Body Mass Index (BMI) for Pregnancy
Being overweight or underweight can reduce fertility, so it is important to keep your body weight within the normal healthy range. Body Mass Index (BMI) is an indication of your body weight and can be calculated by dividing the weight by height. You should aim for a BMI of between 20 and 25, as this will optimise your chances of conception.
A BMI below 19 in a woman in calorie deficit state the body senses famine and ovulation is switched off to prevent the risk of having a baby with malnutrition. Excessive exercise can reduce body fat and increase muscle mass to a point where periods cease for the same reason. Risk of miscarriage is also increased in low BMI women.
Having a BMI greater than 30 can reduce fertility by 50%. Pregnancy for women with a 30 plus BMI is often associated with problems such as maternal diabetes, high blood pressure, big babies and increased risk of caesarean section.
The good news is that as soon as you get back on track with your body weight, ovulation and fertility quickly return to normal. Even a minimal weight loss (less than 5% of body weight) can make a difference, therefore advice with weight and its management is an important part of fertility treatment.

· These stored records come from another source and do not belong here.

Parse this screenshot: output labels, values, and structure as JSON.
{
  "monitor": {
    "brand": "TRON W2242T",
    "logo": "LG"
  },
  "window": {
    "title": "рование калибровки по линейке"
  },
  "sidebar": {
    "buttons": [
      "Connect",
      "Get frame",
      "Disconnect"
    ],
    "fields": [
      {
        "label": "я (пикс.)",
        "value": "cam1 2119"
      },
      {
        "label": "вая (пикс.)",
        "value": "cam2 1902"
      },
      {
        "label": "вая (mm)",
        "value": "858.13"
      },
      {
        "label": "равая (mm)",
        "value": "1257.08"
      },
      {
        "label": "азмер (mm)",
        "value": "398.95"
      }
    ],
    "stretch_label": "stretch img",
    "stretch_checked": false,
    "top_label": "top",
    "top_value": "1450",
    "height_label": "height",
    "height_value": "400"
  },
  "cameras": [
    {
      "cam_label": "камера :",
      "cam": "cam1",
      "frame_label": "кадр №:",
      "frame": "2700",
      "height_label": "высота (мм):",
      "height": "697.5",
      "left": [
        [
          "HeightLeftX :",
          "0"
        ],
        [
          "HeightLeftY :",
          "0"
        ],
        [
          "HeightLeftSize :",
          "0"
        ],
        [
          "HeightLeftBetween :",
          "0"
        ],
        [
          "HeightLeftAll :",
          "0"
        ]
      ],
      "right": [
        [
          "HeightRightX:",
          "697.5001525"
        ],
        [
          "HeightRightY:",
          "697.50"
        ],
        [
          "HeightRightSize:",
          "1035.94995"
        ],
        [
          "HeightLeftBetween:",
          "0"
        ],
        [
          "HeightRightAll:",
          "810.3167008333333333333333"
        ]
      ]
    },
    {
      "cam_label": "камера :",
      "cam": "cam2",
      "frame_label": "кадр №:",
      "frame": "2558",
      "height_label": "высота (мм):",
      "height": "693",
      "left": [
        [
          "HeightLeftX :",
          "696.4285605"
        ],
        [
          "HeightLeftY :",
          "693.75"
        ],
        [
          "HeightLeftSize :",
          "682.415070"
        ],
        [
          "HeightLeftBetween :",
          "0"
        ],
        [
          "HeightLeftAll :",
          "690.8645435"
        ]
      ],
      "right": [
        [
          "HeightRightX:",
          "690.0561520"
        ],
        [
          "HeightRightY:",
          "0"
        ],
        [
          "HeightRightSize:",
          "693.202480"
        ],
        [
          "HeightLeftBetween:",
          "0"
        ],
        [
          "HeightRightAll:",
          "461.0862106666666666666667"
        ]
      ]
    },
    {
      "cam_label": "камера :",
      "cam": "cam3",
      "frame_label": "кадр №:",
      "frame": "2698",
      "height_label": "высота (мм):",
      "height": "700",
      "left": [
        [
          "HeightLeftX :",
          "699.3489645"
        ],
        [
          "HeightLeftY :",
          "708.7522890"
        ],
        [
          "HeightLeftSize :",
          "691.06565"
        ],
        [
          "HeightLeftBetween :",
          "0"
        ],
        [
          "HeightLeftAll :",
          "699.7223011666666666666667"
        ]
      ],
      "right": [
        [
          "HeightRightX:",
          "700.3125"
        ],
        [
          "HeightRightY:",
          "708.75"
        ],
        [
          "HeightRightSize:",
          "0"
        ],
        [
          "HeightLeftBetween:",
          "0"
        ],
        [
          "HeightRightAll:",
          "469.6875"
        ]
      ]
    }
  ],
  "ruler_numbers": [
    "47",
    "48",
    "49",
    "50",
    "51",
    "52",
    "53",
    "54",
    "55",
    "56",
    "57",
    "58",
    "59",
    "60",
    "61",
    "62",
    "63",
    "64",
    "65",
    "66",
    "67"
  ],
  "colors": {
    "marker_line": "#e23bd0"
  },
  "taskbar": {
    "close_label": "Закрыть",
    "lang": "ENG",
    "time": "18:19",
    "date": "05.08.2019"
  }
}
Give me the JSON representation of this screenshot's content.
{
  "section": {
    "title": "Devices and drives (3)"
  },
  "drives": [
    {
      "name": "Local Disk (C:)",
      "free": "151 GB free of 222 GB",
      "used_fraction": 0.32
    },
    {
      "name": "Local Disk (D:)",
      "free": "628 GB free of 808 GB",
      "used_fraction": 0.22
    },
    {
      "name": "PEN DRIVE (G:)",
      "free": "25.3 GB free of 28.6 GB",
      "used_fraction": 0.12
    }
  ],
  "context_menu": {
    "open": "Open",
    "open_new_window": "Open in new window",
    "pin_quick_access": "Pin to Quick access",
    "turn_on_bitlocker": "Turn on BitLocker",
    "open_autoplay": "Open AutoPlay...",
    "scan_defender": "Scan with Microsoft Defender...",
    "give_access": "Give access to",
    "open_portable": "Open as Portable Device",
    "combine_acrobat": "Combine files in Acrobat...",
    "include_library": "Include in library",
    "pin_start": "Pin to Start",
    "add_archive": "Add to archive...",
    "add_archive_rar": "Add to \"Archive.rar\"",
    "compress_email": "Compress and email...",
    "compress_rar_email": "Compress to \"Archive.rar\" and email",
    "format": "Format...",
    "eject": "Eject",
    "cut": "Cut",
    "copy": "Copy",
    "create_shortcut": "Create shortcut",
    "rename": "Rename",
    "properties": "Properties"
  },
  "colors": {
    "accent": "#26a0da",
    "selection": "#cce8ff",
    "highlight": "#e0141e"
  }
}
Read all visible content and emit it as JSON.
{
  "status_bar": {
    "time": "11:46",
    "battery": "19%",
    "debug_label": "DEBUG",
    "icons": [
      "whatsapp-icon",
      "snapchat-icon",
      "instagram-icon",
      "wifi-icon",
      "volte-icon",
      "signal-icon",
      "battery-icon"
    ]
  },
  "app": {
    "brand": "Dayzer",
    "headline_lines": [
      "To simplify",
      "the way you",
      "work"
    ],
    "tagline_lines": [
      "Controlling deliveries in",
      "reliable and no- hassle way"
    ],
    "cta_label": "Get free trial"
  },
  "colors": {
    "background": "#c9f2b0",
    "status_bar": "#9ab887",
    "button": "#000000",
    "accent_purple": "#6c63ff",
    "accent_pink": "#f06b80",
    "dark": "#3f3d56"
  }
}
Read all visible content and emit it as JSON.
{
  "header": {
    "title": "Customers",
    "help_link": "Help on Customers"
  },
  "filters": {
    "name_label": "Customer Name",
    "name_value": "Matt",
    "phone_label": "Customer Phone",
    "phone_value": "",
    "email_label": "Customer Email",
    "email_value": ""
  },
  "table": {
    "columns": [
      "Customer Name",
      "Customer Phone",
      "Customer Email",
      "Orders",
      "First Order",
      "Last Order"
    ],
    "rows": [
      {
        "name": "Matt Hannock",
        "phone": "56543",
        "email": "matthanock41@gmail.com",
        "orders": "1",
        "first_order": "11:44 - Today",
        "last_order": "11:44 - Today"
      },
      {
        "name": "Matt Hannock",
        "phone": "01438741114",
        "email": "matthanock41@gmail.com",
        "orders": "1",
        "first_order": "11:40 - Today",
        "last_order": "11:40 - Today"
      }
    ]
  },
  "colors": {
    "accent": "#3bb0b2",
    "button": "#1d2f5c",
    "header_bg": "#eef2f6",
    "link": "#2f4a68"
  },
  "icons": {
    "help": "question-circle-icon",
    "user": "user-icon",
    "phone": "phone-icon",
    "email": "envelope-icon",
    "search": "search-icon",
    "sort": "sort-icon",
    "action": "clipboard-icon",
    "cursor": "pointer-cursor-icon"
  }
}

For men, being slightly overweight may also reduce sperm count, so men should also make an effort to keep their BMI within the normal range.